··· Input material
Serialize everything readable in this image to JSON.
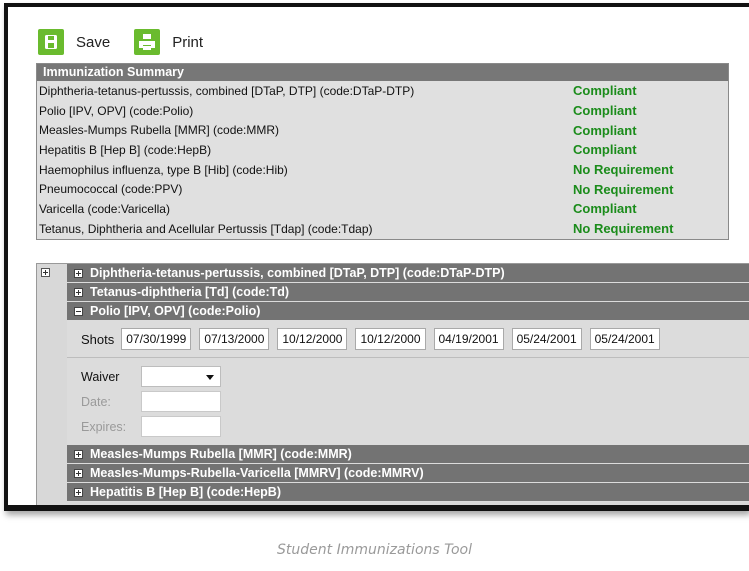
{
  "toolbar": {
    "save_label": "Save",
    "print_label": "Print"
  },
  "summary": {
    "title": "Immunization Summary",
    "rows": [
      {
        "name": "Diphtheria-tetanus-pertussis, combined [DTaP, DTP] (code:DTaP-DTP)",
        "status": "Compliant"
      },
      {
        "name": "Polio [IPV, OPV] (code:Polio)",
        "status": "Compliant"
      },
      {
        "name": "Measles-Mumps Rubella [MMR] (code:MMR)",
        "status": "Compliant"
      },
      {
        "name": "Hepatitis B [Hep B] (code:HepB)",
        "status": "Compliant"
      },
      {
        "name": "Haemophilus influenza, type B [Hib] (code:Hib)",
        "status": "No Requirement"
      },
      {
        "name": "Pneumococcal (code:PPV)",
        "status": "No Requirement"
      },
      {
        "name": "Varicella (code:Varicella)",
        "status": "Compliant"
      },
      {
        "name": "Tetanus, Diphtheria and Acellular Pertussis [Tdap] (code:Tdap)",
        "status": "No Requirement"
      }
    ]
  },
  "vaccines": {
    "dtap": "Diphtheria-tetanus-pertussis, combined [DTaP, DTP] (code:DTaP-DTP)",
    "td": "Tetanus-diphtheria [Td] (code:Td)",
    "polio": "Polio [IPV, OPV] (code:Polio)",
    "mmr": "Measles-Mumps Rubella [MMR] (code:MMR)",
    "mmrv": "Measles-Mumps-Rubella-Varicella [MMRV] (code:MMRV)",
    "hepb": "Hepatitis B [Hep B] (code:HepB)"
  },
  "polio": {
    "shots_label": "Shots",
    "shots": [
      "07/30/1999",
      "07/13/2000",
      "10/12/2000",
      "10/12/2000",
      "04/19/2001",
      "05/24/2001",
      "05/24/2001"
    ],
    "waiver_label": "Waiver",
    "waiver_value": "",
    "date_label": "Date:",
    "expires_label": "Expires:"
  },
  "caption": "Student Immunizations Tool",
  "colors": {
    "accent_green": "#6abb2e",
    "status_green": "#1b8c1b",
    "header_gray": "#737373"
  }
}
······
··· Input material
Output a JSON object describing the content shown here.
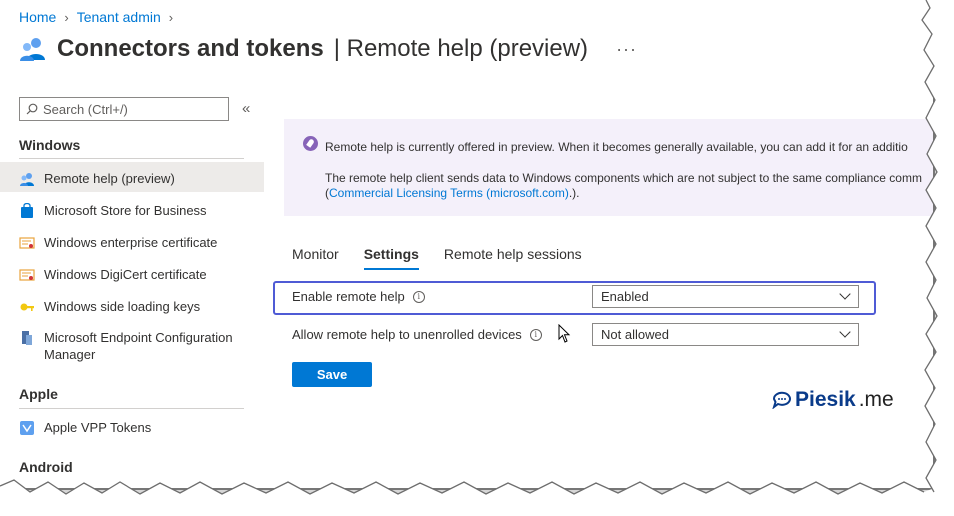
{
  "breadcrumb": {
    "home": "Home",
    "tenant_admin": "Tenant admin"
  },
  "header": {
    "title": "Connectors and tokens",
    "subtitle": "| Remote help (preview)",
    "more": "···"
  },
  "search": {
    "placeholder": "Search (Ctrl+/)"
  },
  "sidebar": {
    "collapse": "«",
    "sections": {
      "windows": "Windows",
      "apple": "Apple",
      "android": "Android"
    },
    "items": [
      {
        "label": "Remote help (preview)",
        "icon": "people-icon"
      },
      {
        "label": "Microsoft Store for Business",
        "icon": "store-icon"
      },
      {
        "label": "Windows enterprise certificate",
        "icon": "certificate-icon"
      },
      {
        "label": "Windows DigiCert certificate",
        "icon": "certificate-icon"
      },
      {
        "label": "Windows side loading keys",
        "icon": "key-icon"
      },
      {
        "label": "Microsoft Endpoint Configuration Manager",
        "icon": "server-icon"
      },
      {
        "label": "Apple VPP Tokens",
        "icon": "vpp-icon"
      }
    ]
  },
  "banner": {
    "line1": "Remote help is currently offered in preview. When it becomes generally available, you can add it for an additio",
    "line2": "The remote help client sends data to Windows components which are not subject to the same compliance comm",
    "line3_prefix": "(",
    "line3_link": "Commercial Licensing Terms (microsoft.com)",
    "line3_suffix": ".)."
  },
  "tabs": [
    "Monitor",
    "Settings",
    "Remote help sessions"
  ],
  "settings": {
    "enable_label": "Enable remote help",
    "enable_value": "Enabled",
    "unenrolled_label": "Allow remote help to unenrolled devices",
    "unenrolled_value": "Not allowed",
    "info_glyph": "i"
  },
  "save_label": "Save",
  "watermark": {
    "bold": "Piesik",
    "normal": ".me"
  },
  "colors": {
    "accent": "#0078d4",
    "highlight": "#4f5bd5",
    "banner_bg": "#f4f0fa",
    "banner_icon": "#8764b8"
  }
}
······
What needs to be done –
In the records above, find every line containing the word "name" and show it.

Reply –
        "name": "Diphtheria-tetanus-pertussis, combined [DTaP, DTP] (code:DTaP-DTP)",
        "name": "Polio [IPV, OPV] (code:Polio)",
        "name": "Measles-Mumps Rubella [MMR] (code:MMR)",
        "name": "Hepatitis B [Hep B] (code:HepB)",
        "name": "Haemophilus influenza, type B [Hib] (code:Hib)",
        "name": "Pneumococcal (code:PPV)",
        "name": "Varicella (code:Varicella)",
        "name": "Tetanus, Diphtheria and Acellular Pertussis [Tdap] (code:Tdap)",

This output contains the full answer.